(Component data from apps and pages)
◇ ◇ ◇ ◇ ◇ ◇ ◇
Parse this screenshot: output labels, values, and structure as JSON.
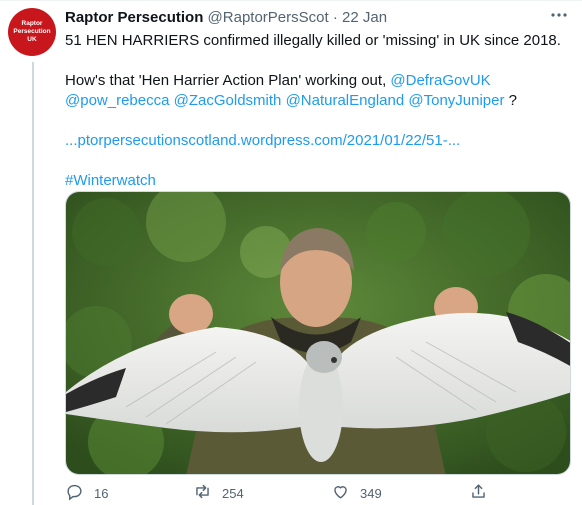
{
  "tweet": {
    "avatar_text": [
      "Raptor",
      "Persecution",
      "UK"
    ],
    "display_name": "Raptor Persecution",
    "handle": "@RaptorPersScot",
    "separator": "·",
    "date": "22 Jan",
    "line1": "51 HEN HARRIERS confirmed illegally killed or 'missing' in UK since 2018.",
    "line2_prefix": "How's that 'Hen Harrier Action Plan' working out,",
    "mentions": [
      "@DefraGovUK",
      "@pow_rebecca",
      "@ZacGoldsmith",
      "@NaturalEngland",
      "@TonyJuniper"
    ],
    "line2_suffix": "?",
    "url": "...ptorpersecutionscotland.wordpress.com/2021/01/22/51-...",
    "hashtag": "#Winterwatch"
  },
  "actions": {
    "reply_count": "16",
    "retweet_count": "254",
    "like_count": "349"
  },
  "colors": {
    "link": "#1d9bf0",
    "muted": "#536471",
    "avatar_bg": "#c8161d"
  },
  "icons": [
    "more-icon",
    "reply-icon",
    "retweet-icon",
    "like-icon",
    "share-icon"
  ]
}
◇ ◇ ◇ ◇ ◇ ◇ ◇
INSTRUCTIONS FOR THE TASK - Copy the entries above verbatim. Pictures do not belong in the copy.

OUTPUT FOR THIS TASK -
Parse this screenshot: output labels, values, and structure as JSON.
{
  "tweet": {
    "avatar_text": [
      "Raptor",
      "Persecution",
      "UK"
    ],
    "display_name": "Raptor Persecution",
    "handle": "@RaptorPersScot",
    "separator": "·",
    "date": "22 Jan",
    "line1": "51 HEN HARRIERS confirmed illegally killed or 'missing' in UK since 2018.",
    "line2_prefix": "How's that 'Hen Harrier Action Plan' working out,",
    "mentions": [
      "@DefraGovUK",
      "@pow_rebecca",
      "@ZacGoldsmith",
      "@NaturalEngland",
      "@TonyJuniper"
    ],
    "line2_suffix": "?",
    "url": "...ptorpersecutionscotland.wordpress.com/2021/01/22/51-...",
    "hashtag": "#Winterwatch"
  },
  "actions": {
    "reply_count": "16",
    "retweet_count": "254",
    "like_count": "349"
  },
  "colors": {
    "link": "#1d9bf0",
    "muted": "#536471",
    "avatar_bg": "#c8161d"
  },
  "icons": [
    "more-icon",
    "reply-icon",
    "retweet-icon",
    "like-icon",
    "share-icon"
  ]
}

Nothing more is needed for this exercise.